Penn State seems to be inching closer to key targets Ta'Mere Robinson (4-star LB #1 recruit in PA), Tony Rojas (4-star LB, #2 recruit in Virginia), and 4-star CB Daniel Harris has Penn State in his final four teams (Penn State, Michigan, Ohio State, Georgia). Penn State lands two of the three; it should put them in a solid position to stack another Top 10 class.

Floundering or Flourishing?

The Penn State Administration sought consistency in their program by extending Franklin to a 10-year $70 million extension. The contract's total value reaches $85 million with annual retention bonuses and life insurance bonuses.

If Franklin were to right the ship in Happy Valley, he would receive additional bonuses:

  • $250,000 for appearing in a Big Ten Championship game
  • $350,000 for winning the Big Ten Championship
  • $200,000 for any bowl game
  • $100,000 for Big Ten Coach of Year
  • $800,000 if Penn State wins a National Championship

For the buyout it breaks down like this:

  • Departure before December 31, 2022 - $8 million
  • Departure during the 2023 year - $6 million
  • Departure between 2024-2025 - $2 million
  • Departure after January 1, 2026, to end of the contract - $1 million
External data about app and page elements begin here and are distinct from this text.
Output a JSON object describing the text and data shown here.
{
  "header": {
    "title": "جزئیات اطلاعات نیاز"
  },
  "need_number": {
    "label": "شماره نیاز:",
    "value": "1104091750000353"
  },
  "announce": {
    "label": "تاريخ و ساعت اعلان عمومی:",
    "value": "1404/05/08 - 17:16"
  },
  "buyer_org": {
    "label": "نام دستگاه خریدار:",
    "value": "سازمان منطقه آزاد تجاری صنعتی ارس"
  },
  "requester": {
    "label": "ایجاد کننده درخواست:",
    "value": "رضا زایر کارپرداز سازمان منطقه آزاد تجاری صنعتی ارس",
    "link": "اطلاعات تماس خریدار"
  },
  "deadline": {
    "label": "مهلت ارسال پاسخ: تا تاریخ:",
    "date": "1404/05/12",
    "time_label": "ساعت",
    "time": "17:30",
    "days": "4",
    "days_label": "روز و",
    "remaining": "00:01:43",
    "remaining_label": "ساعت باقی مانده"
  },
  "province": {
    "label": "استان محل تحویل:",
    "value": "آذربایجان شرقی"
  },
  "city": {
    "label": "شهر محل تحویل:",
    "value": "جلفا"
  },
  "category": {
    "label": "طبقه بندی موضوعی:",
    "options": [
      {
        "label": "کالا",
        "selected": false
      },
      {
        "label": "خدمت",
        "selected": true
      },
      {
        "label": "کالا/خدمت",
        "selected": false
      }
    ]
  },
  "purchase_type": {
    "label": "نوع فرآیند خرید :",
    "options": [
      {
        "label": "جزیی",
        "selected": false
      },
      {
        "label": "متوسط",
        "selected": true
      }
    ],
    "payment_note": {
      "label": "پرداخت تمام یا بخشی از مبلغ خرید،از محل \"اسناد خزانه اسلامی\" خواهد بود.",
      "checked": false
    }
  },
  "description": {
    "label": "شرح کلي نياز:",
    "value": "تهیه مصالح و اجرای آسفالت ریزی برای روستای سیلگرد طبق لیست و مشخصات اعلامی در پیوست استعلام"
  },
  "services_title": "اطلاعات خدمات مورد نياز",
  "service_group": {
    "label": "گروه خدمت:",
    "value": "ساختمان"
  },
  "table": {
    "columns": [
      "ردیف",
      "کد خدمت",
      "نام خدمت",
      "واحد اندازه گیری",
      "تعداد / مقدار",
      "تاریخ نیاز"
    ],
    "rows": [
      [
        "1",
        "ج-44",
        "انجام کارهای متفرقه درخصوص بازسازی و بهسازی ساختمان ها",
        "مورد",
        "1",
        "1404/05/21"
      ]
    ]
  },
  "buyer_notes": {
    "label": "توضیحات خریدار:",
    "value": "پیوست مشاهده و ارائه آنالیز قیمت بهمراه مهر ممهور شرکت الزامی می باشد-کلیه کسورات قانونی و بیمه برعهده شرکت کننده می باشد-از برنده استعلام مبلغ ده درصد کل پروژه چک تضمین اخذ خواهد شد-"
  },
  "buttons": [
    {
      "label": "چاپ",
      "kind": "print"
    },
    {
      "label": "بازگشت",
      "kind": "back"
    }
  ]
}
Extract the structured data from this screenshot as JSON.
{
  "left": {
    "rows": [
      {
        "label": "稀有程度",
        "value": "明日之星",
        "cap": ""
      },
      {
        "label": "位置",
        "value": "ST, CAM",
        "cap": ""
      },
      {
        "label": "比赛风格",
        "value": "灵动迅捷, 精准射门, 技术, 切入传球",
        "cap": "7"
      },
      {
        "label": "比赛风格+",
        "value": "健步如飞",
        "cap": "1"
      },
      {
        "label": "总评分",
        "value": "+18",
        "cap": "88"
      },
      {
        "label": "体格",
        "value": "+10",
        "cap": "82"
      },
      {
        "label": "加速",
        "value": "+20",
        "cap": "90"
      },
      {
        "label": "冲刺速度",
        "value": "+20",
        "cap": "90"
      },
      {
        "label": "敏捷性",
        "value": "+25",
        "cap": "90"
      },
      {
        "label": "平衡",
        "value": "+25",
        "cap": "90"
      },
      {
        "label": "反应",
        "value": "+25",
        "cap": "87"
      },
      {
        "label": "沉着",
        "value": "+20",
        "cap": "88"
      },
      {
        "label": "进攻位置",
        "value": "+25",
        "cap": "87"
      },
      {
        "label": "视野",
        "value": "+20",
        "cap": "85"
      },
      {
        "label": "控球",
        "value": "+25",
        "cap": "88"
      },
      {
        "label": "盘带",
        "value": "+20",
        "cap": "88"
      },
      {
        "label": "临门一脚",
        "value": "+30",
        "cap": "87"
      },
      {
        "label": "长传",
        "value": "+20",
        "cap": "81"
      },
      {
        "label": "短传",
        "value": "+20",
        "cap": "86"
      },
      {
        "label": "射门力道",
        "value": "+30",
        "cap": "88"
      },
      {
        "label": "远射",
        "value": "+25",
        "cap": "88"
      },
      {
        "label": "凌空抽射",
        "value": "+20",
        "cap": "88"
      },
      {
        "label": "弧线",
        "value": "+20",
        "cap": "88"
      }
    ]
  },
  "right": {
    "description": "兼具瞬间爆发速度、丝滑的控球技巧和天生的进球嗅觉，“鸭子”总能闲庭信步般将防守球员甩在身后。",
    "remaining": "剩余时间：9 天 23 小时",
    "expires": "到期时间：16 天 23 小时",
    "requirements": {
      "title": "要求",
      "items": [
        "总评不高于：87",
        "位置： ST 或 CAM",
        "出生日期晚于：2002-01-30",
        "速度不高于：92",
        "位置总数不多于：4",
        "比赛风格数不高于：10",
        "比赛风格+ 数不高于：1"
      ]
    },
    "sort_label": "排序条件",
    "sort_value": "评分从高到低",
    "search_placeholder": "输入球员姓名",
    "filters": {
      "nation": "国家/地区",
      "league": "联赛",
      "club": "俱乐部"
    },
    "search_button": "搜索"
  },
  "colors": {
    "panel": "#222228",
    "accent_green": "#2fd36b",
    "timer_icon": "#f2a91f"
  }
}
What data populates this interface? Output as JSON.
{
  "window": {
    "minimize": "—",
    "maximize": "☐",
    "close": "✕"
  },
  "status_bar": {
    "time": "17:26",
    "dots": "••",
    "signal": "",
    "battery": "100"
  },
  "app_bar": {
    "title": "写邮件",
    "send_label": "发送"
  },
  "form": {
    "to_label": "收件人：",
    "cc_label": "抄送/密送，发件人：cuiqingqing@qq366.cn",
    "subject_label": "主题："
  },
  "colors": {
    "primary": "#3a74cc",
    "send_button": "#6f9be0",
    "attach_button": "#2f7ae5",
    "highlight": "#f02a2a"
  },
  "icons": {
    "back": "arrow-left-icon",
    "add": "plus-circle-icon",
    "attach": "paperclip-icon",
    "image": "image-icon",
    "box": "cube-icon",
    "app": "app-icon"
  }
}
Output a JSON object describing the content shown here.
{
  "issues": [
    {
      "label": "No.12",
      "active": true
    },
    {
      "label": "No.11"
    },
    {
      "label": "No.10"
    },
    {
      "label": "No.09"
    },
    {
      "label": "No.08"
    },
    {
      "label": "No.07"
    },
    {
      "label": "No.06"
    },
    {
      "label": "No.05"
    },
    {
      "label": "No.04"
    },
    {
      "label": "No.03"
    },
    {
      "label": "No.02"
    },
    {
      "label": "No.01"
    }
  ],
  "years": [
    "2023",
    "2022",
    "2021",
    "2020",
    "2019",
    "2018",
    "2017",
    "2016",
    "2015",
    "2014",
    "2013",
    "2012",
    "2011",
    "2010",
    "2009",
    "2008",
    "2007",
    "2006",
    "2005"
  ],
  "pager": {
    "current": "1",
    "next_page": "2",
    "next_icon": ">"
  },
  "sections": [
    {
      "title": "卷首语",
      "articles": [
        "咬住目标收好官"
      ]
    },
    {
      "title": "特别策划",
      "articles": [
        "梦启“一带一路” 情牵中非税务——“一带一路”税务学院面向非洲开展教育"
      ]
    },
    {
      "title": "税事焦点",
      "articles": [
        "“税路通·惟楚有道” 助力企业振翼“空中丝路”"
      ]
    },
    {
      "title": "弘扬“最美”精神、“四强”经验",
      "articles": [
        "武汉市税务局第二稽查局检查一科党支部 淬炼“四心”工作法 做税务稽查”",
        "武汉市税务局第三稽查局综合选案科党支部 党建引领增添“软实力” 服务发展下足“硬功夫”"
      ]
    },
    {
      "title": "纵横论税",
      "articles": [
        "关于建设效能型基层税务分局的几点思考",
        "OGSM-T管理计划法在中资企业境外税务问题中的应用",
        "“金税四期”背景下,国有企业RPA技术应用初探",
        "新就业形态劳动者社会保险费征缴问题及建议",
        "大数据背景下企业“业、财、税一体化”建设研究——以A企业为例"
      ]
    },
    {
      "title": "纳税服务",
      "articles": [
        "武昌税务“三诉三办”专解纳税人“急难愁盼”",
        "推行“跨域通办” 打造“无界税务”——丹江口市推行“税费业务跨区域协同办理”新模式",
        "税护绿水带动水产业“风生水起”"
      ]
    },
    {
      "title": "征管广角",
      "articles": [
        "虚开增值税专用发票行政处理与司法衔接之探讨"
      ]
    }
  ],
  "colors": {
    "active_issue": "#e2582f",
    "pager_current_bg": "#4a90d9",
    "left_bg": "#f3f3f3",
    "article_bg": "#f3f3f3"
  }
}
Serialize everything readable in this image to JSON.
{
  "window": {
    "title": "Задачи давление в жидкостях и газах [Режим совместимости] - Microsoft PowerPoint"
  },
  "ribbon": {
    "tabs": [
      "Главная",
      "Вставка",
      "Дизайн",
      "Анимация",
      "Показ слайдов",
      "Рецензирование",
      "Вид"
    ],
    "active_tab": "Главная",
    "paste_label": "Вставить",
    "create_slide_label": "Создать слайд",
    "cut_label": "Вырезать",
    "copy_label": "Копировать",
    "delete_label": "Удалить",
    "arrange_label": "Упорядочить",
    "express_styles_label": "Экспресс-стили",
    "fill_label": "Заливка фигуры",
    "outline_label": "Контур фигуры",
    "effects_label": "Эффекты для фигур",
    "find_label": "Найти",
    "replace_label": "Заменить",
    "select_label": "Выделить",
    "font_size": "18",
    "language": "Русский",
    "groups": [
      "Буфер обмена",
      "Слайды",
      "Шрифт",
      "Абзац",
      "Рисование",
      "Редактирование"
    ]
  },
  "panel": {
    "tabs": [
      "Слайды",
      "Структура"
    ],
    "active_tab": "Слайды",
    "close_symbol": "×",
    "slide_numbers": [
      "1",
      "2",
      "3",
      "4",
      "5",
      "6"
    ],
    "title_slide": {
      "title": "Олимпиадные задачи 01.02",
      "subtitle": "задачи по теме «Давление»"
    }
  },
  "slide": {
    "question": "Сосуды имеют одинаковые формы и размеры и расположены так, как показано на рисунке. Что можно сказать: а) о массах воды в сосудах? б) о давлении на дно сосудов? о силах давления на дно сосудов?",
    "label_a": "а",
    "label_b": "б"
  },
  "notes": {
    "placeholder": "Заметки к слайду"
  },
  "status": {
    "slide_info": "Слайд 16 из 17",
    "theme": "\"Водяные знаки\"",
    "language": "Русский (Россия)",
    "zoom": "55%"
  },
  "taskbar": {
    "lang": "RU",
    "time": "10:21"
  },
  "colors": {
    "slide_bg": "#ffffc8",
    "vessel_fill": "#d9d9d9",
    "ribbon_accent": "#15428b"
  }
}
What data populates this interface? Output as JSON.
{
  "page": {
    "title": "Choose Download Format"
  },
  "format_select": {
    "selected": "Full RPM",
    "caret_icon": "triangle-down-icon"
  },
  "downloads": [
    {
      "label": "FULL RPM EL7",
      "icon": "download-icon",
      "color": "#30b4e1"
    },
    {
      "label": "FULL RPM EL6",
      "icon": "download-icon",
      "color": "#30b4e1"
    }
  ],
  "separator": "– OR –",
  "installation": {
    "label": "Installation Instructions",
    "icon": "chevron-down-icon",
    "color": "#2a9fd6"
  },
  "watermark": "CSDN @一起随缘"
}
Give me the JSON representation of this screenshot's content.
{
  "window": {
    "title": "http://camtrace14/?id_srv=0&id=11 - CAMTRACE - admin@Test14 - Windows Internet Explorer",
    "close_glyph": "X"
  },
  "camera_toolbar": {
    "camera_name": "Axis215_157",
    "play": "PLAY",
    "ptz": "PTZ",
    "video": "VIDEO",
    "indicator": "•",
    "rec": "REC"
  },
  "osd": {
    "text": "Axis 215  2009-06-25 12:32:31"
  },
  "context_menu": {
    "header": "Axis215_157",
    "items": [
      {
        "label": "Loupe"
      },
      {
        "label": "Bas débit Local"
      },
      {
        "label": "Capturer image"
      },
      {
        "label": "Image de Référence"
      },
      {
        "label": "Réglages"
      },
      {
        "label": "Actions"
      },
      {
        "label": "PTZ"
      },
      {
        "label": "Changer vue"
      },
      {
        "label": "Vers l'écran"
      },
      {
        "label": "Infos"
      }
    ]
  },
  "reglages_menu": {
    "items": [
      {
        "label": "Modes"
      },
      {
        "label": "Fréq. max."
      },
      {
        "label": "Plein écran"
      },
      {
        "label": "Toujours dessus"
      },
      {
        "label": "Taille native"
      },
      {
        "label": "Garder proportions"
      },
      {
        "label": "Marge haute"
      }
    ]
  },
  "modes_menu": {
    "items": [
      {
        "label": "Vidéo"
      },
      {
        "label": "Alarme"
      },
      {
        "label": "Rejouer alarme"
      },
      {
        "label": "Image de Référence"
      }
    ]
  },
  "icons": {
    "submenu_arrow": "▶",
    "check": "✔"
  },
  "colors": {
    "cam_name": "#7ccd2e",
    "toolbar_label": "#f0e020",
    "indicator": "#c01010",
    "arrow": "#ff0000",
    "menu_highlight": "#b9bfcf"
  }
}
The notice is to Franklin that they believe in him in extending a lucrative deal to a coach who has barely been above .500 the last couple of seasons. This gives the university the ability to end their relationship with Franklin sooner rather than later if he does not produce on the field and is not handicapped like a school like Auburn is still being on the hook to Gus Malzahn for $75 million for his departure.

Conversely, if Franklin is successful and sees himself wanting to go to another big college job or the NFL, the buyout isn't handcuffing him either. Overall, the answer to the question is mixed. He is flourishing in recruiting; however, he is floundering on the field.

He must hope he finds stability on the ball's offensive side in coaching. He must hope that Manny Diaz can equal or exceed the job of his predecessor Brent Pry defensively.

Penn State fans are patient, but they are not accustomed to the mediocre product Franklin has delivered the past two seasons. To flourish on the field, Franklin needs to push itself back ahead of Michigan State. Michigan now seems to leapfrogged Penn State, winning the Big Ten and going to the College Football Playoff. Ohio State is a league ahead, and while Nittany Lion fans don't like to hear they are 1-7 versus Ohio State under James Franklin, it will be a while before they catch up to Ohio State.